= WORK ITEM =
For this exercise, print all of the entries exactly as given.

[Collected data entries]
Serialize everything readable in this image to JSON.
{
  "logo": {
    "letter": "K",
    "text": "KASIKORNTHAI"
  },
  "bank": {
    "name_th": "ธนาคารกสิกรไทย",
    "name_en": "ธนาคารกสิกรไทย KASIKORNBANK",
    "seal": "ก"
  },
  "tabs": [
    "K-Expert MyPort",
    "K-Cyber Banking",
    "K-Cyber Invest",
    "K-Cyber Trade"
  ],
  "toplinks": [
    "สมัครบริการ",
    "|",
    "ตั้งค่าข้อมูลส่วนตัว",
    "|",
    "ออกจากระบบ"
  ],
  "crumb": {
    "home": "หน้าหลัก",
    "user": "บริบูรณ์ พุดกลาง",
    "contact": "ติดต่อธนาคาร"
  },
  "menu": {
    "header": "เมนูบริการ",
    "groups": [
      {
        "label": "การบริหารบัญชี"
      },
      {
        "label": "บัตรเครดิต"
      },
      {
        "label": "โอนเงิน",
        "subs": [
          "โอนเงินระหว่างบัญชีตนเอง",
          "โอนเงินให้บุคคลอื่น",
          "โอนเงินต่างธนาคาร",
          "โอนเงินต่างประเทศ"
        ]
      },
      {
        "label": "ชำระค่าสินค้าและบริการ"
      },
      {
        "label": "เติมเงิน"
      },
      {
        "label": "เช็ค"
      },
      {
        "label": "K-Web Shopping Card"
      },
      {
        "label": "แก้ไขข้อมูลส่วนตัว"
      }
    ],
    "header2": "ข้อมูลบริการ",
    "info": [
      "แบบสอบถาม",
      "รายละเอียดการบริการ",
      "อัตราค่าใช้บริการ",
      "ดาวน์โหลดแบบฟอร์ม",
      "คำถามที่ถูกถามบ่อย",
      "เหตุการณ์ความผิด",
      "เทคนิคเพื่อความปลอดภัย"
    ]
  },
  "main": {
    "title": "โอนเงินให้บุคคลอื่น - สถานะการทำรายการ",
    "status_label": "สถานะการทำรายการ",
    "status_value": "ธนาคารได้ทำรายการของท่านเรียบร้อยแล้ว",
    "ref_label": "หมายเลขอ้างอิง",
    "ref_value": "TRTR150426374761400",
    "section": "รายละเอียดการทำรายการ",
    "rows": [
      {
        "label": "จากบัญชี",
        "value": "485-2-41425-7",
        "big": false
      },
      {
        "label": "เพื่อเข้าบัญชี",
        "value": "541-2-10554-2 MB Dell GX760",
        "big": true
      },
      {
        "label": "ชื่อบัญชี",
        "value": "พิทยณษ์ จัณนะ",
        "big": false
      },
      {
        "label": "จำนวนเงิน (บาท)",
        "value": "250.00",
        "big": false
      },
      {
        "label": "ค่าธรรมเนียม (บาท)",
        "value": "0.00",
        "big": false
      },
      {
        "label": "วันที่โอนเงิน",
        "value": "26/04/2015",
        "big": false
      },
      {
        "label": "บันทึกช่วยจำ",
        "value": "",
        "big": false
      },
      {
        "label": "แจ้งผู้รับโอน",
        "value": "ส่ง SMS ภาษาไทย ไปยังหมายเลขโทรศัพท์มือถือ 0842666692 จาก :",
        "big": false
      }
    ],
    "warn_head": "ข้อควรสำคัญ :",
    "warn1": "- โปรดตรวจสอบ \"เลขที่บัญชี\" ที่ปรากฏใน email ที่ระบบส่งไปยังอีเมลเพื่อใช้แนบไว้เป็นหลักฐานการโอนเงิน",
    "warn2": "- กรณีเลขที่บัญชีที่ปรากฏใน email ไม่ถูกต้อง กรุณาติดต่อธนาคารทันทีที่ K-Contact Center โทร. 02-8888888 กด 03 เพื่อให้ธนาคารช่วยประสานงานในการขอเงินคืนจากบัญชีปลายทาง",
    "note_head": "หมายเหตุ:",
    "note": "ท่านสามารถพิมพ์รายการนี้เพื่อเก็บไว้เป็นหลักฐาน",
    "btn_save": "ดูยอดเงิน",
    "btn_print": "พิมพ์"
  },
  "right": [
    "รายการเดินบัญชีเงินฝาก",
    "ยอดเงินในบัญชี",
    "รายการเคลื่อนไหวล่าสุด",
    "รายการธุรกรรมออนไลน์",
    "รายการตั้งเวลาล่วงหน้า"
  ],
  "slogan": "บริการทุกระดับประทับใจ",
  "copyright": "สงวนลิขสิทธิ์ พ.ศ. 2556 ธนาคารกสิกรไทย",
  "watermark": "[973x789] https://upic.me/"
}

= YOUR SOLUTION =
Serialize everything readable in this image to JSON.
{
  "logo": {
    "letter": "K",
    "text": "KASIKORNTHAI"
  },
  "bank": {
    "name_th": "ธนาคารกสิกรไทย",
    "name_en": "ธนาคารกสิกรไทย KASIKORNBANK",
    "seal": "ก"
  },
  "tabs": [
    "K-Expert MyPort",
    "K-Cyber Banking",
    "K-Cyber Invest",
    "K-Cyber Trade"
  ],
  "toplinks": [
    "สมัครบริการ",
    "|",
    "ตั้งค่าข้อมูลส่วนตัว",
    "|",
    "ออกจากระบบ"
  ],
  "crumb": {
    "home": "หน้าหลัก",
    "user": "บริบูรณ์ พุดกลาง",
    "contact": "ติดต่อธนาคาร"
  },
  "menu": {
    "header": "เมนูบริการ",
    "groups": [
      {
        "label": "การบริหารบัญชี"
      },
      {
        "label": "บัตรเครดิต"
      },
      {
        "label": "โอนเงิน",
        "subs": [
          "โอนเงินระหว่างบัญชีตนเอง",
          "โอนเงินให้บุคคลอื่น",
          "โอนเงินต่างธนาคาร",
          "โอนเงินต่างประเทศ"
        ]
      },
      {
        "label": "ชำระค่าสินค้าและบริการ"
      },
      {
        "label": "เติมเงิน"
      },
      {
        "label": "เช็ค"
      },
      {
        "label": "K-Web Shopping Card"
      },
      {
        "label": "แก้ไขข้อมูลส่วนตัว"
      }
    ],
    "header2": "ข้อมูลบริการ",
    "info": [
      "แบบสอบถาม",
      "รายละเอียดการบริการ",
      "อัตราค่าใช้บริการ",
      "ดาวน์โหลดแบบฟอร์ม",
      "คำถามที่ถูกถามบ่อย",
      "เหตุการณ์ความผิด",
      "เทคนิคเพื่อความปลอดภัย"
    ]
  },
  "main": {
    "title": "โอนเงินให้บุคคลอื่น - สถานะการทำรายการ",
    "status_label": "สถานะการทำรายการ",
    "status_value": "ธนาคารได้ทำรายการของท่านเรียบร้อยแล้ว",
    "ref_label": "หมายเลขอ้างอิง",
    "ref_value": "TRTR150426374761400",
    "section": "รายละเอียดการทำรายการ",
    "rows": [
      {
        "label": "จากบัญชี",
        "value": "485-2-41425-7",
        "big": false
      },
      {
        "label": "เพื่อเข้าบัญชี",
        "value": "541-2-10554-2 MB Dell GX760",
        "big": true
      },
      {
        "label": "ชื่อบัญชี",
        "value": "พิทยณษ์ จัณนะ",
        "big": false
      },
      {
        "label": "จำนวนเงิน (บาท)",
        "value": "250.00",
        "big": false
      },
      {
        "label": "ค่าธรรมเนียม (บาท)",
        "value": "0.00",
        "big": false
      },
      {
        "label": "วันที่โอนเงิน",
        "value": "26/04/2015",
        "big": false
      },
      {
        "label": "บันทึกช่วยจำ",
        "value": "",
        "big": false
      },
      {
        "label": "แจ้งผู้รับโอน",
        "value": "ส่ง SMS ภาษาไทย ไปยังหมายเลขโทรศัพท์มือถือ 0842666692 จาก :",
        "big": false
      }
    ],
    "warn_head": "ข้อควรสำคัญ :",
    "warn1": "- โปรดตรวจสอบ \"เลขที่บัญชี\" ที่ปรากฏใน email ที่ระบบส่งไปยังอีเมลเพื่อใช้แนบไว้เป็นหลักฐานการโอนเงิน",
    "warn2": "- กรณีเลขที่บัญชีที่ปรากฏใน email ไม่ถูกต้อง กรุณาติดต่อธนาคารทันทีที่ K-Contact Center โทร. 02-8888888 กด 03 เพื่อให้ธนาคารช่วยประสานงานในการขอเงินคืนจากบัญชีปลายทาง",
    "note_head": "หมายเหตุ:",
    "note": "ท่านสามารถพิมพ์รายการนี้เพื่อเก็บไว้เป็นหลักฐาน",
    "btn_save": "ดูยอดเงิน",
    "btn_print": "พิมพ์"
  },
  "right": [
    "รายการเดินบัญชีเงินฝาก",
    "ยอดเงินในบัญชี",
    "รายการเคลื่อนไหวล่าสุด",
    "รายการธุรกรรมออนไลน์",
    "รายการตั้งเวลาล่วงหน้า"
  ],
  "slogan": "บริการทุกระดับประทับใจ",
  "copyright": "สงวนลิขสิทธิ์ พ.ศ. 2556 ธนาคารกสิกรไทย",
  "watermark": "[973x789] https://upic.me/"
}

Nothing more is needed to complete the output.